At that time, they thought the losses were about $284,000, the proverbial tip of the iceberg.
Hollomon testified that the next morning, June 21, he and Larry Jenkins confronted Sandy Jenkins about the $10,000 check, pressing him for details and asking him if he was responsible.
“ ‘I must have, it’s my job to write the checks here,’” Hollomon quoted Sandy Jenkins as saying.
They “piled on” the other checks and asked him for help in determining “how deep is the hole,” but when told the bakery would press charges, Sandy Jenkins stopped talking. Larry Jenkins fired him on the spot, and Hollomon went with Sandy to his office to gather some personal effects. He closed the door and asked his friend why.
“I felt a great deal of personal betrayal,” Hollomon testified. “I trusted him.”
Jenkins said he was ruined, that he would lose his wife and daughter and added that “if I did it, I guess I deserve it,” Hollomon repeated.
Hollomon took Sandy Jenkins’ bakery keys and phone and Jenkins was escorted from the building.
At that point, the accounting office began digging, pulling up almost a decade’s worth of records on voided checks and petty cash reports and trying to determine what had happened. According to Hollomon, Jenkins would monthly prepare a list of vendors to be paid and have it approved by Hollomon. He would then have checks written to his own personal creditors. Jenkins then manipulated the system and marked the checks to his creditors as “voided” checks and included checks that didn’t exist or which were torn up as having been sent to real bakery vendors.
The search uncovered checks to mortgage companies, credit card companies, jewelers, car companies, landscapers, and department stores, he said on the stand.
“It took us quite a while to work through this to determine which were real voided checks,” Hollomon said.
Asked why he didn’t catch the thefts earlier, Hollomon said it wouldn’t have made sense to look there.
“I didn’t see a reason to look at them. These were voided checks,” he testified.

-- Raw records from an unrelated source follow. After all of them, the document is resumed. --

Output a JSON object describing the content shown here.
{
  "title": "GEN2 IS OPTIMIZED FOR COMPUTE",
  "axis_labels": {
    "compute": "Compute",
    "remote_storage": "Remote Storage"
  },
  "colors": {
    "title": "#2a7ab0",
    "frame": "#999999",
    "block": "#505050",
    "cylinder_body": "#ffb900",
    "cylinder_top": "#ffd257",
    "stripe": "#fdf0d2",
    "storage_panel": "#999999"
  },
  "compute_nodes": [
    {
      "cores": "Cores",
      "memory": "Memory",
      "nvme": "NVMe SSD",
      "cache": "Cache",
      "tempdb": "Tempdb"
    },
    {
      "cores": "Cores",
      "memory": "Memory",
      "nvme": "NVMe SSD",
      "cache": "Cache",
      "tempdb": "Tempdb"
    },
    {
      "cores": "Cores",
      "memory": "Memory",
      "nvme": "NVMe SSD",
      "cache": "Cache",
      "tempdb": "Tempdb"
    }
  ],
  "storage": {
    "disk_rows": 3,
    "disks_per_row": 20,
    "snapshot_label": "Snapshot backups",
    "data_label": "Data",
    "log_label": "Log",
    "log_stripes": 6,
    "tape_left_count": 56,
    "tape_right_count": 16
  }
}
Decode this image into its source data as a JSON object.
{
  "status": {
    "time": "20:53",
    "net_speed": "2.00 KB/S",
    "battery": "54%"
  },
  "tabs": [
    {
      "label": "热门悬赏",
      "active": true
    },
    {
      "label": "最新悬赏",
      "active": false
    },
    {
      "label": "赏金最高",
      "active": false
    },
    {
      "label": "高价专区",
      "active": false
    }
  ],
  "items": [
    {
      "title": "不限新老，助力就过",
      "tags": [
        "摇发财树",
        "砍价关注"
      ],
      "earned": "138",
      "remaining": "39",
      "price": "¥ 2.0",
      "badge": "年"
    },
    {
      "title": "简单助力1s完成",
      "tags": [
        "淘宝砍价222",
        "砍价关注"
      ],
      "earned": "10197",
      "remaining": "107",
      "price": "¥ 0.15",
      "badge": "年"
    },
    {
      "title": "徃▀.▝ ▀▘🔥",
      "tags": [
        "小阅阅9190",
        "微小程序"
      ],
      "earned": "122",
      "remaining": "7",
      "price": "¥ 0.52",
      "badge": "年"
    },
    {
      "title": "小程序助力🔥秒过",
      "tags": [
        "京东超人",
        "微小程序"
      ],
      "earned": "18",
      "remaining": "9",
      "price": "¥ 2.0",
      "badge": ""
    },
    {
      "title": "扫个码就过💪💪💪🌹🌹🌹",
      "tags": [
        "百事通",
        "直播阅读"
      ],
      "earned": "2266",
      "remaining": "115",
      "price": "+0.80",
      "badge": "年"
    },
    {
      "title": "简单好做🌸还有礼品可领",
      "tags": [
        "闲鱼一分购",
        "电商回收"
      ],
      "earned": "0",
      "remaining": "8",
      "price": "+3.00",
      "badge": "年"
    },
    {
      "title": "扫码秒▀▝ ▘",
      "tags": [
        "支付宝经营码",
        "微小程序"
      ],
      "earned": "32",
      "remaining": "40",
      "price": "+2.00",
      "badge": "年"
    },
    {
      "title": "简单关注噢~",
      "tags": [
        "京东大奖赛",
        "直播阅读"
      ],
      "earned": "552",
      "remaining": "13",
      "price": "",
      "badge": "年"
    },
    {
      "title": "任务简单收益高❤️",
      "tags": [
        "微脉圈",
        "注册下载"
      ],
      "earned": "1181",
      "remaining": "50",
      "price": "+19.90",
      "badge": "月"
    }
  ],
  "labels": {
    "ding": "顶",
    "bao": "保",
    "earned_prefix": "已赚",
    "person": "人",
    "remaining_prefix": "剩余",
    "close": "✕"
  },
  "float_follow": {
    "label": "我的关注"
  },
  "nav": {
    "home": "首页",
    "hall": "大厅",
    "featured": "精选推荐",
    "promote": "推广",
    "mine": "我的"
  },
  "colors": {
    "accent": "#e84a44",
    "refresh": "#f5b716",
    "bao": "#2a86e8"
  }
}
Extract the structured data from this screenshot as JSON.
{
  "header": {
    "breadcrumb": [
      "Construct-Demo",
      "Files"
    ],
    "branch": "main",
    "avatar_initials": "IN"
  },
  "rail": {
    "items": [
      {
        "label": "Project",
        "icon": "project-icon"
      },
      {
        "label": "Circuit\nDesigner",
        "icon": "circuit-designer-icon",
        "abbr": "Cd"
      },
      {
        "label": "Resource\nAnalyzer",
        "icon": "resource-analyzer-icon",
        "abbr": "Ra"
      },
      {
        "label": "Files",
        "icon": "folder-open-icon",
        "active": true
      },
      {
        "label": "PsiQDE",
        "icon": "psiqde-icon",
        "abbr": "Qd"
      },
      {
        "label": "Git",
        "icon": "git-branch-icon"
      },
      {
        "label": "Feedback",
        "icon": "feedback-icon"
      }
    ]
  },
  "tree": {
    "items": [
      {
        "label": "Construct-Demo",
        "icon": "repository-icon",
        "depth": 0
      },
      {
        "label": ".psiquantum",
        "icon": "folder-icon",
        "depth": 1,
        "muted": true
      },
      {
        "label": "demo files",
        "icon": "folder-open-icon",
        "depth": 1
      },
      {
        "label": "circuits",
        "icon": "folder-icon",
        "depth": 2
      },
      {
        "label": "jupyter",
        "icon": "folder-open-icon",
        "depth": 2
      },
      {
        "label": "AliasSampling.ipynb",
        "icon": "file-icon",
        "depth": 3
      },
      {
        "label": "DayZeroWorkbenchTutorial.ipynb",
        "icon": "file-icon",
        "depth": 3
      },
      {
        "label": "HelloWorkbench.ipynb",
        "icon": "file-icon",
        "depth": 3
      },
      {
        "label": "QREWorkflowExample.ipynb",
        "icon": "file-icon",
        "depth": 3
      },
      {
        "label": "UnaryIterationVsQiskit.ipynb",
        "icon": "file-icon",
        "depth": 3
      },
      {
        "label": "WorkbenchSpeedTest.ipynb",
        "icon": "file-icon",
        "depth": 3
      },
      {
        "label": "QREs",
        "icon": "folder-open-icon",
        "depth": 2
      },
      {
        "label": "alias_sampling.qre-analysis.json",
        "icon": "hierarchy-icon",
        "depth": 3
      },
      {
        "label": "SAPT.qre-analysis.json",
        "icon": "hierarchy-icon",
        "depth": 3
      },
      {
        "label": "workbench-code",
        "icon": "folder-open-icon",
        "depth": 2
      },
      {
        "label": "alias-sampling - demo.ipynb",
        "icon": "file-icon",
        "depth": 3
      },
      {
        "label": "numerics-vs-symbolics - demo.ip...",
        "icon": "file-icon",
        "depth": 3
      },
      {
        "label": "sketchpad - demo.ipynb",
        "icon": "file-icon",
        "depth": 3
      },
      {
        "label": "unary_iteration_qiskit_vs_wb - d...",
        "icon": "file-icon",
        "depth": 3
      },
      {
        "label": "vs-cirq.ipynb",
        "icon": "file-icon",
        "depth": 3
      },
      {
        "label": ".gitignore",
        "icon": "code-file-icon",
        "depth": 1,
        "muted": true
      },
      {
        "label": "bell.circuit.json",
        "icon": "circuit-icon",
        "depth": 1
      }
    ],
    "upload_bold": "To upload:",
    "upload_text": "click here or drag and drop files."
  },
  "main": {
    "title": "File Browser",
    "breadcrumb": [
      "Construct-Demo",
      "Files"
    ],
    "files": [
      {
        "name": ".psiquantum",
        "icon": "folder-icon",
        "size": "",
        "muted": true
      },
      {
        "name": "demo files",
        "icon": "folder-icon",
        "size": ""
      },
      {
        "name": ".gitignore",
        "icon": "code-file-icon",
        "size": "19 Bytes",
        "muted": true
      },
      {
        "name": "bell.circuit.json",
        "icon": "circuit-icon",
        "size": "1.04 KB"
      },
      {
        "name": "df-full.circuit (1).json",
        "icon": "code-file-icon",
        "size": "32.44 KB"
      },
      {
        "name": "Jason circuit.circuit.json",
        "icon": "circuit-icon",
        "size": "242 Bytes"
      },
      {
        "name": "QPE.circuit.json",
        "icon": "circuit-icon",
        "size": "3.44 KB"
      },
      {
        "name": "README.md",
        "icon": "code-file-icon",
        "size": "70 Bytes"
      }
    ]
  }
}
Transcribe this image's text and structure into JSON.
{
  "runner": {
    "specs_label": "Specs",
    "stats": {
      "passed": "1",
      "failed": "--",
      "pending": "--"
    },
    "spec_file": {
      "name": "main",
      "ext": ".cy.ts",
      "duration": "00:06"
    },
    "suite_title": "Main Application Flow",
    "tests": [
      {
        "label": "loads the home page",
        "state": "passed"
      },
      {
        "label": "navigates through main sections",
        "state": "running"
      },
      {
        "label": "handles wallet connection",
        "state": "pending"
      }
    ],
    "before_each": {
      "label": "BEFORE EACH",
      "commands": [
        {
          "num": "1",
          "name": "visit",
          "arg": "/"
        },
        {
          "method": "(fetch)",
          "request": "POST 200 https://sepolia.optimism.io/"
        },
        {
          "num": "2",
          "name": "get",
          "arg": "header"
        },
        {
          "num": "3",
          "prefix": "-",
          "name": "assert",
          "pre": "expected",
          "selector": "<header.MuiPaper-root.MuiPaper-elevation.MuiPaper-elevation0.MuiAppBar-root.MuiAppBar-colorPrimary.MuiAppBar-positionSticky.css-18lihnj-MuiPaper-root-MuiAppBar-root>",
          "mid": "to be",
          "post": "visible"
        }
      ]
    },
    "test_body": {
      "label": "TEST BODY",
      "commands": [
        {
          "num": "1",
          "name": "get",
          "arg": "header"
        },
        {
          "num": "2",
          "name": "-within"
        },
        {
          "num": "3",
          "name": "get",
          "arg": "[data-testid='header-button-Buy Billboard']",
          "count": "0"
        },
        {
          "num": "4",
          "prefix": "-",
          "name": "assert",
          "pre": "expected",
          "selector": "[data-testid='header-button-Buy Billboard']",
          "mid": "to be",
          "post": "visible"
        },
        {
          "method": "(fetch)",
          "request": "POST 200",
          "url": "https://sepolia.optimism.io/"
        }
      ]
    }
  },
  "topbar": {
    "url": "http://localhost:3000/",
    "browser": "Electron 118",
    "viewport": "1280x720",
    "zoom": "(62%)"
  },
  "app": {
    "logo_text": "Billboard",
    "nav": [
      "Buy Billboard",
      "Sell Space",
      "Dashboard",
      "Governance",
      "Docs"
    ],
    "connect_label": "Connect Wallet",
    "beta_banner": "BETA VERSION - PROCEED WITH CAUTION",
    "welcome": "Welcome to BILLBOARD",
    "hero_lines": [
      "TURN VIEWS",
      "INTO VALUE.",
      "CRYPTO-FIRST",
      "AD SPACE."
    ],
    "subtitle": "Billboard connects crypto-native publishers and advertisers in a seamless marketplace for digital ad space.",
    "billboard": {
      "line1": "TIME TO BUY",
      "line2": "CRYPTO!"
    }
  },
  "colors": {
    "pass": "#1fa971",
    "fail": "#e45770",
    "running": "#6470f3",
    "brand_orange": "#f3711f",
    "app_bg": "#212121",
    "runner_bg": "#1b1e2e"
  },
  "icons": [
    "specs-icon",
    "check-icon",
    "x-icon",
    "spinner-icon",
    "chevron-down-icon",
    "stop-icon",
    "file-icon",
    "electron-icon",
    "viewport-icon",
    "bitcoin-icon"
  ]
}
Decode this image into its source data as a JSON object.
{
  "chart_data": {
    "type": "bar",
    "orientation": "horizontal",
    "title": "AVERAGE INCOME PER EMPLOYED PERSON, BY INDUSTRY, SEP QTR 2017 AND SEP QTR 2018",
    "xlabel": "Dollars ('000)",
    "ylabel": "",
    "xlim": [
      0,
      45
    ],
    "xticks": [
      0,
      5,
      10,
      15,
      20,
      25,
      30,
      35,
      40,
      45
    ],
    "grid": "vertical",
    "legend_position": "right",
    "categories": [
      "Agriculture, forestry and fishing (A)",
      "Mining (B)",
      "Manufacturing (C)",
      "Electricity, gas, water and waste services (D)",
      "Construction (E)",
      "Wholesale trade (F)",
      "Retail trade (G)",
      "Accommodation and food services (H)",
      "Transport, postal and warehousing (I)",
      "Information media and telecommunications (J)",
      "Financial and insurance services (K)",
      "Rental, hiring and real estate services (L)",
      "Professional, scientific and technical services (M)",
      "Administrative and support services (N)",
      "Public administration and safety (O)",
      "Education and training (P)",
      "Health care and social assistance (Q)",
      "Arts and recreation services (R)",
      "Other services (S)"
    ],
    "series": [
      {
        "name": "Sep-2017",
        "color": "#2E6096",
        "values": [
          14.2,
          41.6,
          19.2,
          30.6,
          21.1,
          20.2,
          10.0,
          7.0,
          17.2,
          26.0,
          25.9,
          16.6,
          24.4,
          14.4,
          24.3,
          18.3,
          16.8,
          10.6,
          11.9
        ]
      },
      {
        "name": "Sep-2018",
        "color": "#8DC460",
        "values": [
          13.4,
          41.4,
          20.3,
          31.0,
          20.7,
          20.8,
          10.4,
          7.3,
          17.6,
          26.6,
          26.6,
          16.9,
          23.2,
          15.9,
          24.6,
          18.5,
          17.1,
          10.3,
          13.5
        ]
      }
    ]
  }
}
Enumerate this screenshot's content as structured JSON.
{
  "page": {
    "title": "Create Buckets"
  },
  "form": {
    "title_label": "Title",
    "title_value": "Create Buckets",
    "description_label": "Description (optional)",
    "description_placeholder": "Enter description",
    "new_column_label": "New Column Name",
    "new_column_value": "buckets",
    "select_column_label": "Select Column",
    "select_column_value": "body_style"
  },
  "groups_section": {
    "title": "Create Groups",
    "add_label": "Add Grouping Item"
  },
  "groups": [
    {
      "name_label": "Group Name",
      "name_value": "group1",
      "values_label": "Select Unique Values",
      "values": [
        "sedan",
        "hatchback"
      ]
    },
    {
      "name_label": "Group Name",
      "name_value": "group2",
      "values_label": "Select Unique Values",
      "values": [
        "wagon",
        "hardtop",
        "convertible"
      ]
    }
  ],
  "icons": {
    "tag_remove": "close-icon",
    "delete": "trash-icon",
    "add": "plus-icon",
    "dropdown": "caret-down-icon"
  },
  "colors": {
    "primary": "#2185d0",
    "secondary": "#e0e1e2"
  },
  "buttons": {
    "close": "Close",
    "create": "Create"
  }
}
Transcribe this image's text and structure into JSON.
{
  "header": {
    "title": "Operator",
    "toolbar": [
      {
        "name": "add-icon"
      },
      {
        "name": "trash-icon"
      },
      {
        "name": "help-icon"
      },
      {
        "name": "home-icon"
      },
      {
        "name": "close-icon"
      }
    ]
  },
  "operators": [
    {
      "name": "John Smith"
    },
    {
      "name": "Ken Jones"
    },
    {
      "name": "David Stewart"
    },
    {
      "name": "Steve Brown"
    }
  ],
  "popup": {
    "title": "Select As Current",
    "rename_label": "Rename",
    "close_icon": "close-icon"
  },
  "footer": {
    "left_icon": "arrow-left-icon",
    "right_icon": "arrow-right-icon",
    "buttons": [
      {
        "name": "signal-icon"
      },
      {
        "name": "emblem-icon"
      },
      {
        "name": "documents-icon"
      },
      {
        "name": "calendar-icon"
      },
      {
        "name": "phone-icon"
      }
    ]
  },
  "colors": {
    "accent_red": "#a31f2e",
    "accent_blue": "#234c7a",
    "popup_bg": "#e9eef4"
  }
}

The total missing amount was in excess of $16.7 million. The judge agreed to extend the restraining order. Kim asked for a fall date for the civil trial against Jenkins. The bakery is suing for its money back.
Asked after the hearing why the bakery didn’t catch the fraud earlier through an audit or other method, Kim explained that the bakery is at its heart a family owned business based on trust.
“Unfortunately, that trust was broken,” she said.
Kim said she’s a legal specialist in audit malpractice.
“Audits are not foolproof,” she said.